Sometimes, humor can play a big role in damping down the seriousness of an issue.
A great example of using humor in design is Mailchimp. They know how well to design it so that it engages the user.
So before you use humor, make sure you it’s in the right context. For example, a good place to use it would be content not found screens (empty search results).
On the contrary, a bad place to use it would be in an error state. Say a failed task. It’s worse if the error was on your part.
Using humour is fun and is a welcome relief. But also think of scenarios when a customer comes to your site to complain, or they have a problem with your product or service. They may not be in the best mood and that humorous message could be a tipping point for a customer to leave permanently. — spotless.co.uk
7. Keep it simple
Arriving at the last design tip, this is the most important one to remember.
With all the tips mentioned above, it’s easy to include everything and go overboard! Don’t do that.
Remember that simple designs are always more effective.
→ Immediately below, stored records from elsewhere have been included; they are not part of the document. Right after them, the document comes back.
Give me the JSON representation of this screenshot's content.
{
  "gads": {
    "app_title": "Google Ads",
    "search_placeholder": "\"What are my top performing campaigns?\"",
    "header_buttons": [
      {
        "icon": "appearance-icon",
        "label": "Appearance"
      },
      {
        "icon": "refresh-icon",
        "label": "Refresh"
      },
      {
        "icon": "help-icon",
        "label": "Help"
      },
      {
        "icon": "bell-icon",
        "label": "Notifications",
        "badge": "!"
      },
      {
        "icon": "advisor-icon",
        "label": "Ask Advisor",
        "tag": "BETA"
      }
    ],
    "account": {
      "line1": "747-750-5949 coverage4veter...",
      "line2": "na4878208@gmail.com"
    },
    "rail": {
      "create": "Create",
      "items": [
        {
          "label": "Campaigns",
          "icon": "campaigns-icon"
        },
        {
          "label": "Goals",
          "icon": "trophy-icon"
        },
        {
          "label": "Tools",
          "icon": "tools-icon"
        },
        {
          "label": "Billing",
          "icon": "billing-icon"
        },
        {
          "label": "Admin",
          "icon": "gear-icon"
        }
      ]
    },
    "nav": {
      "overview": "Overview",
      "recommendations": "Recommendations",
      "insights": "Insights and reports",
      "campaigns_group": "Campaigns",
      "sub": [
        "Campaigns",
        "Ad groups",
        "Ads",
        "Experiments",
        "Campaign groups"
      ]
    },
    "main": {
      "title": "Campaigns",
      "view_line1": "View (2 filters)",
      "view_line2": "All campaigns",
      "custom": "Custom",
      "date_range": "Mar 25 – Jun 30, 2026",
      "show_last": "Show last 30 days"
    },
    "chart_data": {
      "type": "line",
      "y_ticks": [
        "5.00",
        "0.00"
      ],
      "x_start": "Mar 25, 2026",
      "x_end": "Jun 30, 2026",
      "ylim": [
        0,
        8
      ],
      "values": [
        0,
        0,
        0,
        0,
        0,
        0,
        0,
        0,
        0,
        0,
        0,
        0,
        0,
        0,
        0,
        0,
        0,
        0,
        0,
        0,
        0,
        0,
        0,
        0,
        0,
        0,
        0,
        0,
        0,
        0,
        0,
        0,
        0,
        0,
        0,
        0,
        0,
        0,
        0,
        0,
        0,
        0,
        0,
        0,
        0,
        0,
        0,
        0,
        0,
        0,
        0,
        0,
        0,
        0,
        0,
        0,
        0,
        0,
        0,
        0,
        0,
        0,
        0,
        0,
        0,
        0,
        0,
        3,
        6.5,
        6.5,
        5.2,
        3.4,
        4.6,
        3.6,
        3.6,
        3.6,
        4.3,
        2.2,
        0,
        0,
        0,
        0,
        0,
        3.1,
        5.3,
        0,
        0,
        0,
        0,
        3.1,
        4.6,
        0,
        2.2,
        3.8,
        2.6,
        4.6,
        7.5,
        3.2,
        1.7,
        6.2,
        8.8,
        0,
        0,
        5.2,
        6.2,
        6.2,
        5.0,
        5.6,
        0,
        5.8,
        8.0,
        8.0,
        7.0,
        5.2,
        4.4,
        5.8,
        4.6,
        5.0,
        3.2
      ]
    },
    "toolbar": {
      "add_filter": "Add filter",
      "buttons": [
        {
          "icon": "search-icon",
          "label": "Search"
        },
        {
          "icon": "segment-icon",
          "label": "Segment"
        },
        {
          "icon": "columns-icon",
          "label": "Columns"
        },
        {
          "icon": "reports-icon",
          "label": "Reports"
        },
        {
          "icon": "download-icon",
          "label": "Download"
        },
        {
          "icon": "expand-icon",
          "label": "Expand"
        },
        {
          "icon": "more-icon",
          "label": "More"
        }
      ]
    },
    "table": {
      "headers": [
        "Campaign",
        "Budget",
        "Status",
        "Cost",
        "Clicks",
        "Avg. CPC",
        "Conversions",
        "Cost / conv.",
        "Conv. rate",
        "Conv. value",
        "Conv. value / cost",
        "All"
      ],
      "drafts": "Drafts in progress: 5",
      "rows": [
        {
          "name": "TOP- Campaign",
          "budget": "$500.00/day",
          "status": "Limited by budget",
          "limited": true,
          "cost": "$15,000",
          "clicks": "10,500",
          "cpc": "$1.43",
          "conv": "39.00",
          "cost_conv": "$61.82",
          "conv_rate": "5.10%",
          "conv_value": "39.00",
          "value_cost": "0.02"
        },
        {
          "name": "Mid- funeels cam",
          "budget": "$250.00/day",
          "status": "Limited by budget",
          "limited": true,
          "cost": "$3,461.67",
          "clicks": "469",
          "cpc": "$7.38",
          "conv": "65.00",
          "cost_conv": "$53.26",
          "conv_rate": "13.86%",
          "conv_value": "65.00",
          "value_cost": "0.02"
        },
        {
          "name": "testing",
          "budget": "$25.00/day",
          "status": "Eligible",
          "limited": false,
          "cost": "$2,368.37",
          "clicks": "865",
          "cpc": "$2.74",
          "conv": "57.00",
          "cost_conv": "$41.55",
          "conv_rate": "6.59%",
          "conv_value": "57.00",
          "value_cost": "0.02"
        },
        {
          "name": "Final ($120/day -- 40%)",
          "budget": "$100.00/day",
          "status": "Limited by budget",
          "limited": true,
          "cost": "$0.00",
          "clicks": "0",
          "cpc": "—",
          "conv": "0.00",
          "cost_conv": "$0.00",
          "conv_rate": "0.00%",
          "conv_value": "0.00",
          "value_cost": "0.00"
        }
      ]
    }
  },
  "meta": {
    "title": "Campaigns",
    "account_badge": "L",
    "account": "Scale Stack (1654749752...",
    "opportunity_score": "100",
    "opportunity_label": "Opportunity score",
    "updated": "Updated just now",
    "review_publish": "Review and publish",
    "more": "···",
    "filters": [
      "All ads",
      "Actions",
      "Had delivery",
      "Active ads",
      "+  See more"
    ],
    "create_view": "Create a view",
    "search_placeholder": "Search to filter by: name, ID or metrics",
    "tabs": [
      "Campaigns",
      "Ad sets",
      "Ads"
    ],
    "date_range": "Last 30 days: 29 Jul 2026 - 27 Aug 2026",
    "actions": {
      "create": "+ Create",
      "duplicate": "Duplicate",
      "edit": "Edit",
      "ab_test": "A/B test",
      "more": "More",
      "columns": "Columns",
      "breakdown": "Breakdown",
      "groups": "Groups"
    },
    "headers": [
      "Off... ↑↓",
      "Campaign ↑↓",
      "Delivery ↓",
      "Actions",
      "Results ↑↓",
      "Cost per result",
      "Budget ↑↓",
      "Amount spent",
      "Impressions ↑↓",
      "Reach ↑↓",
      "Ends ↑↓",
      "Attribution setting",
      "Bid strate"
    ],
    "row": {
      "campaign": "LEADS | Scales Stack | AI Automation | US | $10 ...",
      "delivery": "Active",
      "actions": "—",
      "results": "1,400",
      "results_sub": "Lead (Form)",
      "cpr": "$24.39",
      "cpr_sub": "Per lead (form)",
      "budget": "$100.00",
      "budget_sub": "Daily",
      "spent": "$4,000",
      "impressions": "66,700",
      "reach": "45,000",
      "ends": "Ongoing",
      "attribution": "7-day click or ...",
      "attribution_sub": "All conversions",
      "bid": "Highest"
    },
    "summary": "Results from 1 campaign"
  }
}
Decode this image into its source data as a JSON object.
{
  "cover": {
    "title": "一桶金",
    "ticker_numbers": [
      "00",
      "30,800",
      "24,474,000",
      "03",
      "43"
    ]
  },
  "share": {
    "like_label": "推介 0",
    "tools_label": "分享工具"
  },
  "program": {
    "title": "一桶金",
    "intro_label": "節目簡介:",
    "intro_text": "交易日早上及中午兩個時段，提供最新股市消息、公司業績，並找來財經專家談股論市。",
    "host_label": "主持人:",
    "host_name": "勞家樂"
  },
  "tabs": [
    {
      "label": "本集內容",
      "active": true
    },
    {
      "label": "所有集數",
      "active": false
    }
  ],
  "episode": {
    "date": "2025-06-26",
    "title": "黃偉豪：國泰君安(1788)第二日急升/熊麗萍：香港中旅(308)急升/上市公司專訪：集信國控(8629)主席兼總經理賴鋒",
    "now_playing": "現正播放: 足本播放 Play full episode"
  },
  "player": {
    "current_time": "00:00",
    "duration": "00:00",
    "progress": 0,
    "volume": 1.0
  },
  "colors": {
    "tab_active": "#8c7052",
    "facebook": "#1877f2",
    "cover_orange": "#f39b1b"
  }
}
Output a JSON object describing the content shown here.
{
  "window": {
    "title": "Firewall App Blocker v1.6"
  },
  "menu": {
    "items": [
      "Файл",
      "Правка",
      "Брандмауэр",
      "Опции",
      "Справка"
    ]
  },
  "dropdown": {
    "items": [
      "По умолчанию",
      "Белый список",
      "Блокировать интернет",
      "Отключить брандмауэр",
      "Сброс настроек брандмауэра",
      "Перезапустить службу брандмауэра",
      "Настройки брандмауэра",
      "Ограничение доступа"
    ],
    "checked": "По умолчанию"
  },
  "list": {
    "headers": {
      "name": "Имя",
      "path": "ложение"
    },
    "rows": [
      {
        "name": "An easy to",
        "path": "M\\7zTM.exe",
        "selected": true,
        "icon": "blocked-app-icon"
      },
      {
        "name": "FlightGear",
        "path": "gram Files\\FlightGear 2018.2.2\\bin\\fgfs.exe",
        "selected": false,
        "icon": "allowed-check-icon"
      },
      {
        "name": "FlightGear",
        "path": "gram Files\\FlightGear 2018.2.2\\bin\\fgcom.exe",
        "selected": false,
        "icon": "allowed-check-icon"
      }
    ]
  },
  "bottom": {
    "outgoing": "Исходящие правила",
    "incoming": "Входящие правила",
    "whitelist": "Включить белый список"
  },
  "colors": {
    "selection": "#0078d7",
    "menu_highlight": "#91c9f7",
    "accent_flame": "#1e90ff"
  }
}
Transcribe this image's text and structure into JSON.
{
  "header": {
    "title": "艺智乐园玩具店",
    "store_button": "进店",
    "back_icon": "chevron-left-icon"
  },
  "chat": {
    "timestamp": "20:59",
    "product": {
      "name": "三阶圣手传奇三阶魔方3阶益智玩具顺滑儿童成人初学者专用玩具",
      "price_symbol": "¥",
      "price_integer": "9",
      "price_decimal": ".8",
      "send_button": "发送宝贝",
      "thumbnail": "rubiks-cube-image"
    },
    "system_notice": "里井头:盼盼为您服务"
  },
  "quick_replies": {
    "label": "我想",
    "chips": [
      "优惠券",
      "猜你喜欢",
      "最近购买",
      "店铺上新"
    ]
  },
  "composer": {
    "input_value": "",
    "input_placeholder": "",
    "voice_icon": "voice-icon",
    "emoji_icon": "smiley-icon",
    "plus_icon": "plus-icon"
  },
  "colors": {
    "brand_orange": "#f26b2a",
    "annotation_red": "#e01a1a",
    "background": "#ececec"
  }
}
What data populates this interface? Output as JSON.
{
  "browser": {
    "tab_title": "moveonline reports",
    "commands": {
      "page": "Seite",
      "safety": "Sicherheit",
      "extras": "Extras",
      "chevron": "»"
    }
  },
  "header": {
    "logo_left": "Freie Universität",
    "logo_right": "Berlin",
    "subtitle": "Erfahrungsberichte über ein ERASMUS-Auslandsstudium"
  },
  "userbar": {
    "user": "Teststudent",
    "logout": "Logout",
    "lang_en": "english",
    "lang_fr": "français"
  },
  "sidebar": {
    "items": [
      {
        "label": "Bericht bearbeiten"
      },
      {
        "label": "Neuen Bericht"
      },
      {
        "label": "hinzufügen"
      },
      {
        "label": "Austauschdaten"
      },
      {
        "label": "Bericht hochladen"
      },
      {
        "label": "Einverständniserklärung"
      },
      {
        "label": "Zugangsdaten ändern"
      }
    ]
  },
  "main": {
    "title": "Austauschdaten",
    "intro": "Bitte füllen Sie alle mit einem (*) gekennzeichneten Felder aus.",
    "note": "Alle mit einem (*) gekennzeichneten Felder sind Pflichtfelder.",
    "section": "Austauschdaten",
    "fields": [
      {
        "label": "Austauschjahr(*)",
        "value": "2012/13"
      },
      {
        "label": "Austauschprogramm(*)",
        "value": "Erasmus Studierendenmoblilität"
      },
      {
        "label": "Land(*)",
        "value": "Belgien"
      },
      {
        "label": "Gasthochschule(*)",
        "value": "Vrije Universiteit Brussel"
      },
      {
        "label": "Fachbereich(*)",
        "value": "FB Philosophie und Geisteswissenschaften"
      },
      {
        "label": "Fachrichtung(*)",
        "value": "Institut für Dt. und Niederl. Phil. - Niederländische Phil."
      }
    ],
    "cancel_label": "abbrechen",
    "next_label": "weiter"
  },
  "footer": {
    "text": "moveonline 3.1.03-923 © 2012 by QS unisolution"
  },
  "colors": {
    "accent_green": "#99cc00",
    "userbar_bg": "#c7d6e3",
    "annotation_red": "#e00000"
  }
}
Here’s a great empty state interaction. It’s lovely, but it’s also so fancy that if my app is simple and not animation-heavy. I wouldn’t attempt anything like this, just for an Empty State!
An Empty State is supposed to be a lightweight screen. If there is an action to be performed, make sure it’s just one. Don’t offer many points of interaction on a single empty state! That’s just confusing.
To summarize everything, Empty States are an excellent opportunity to engage with users. It might seem insignificant in the larger picture. But even the smallest of things matter.
Attention to detail matters because when you show that you care about the small details, people trust you to care about the big ones. — Meg Robichaud (Shopify UX)
User retention with apps are already very hard. So use every chance you have to keep them. Because once they leave, it’s difficult to get them back.
Remember that no screen should be a dead-end for your users.
Keeping these simple design tips in mind will help you create effective Empty States:
- Be informative — tell users why they’re seeing this screen
- Handle failure — tell why the error occurred and suggest a fix
- Use a CTA — encourage users to take action
- Consider Starter Content — great way to familiarize users with your app
- Be consistent — stick to your brand’s design guidelines
- Use Humour — reduce the seriousness of an issue. Use carefully
- Keep it simple — nothing over the top. Remember simple = effective.
I hope this article will help you design better, effective Empty States. Use them to your advantage for better user retention!
Lastly, if you need some design inspiration, these resources have you covered.
Resources for your inspiration —
Thanks for reading!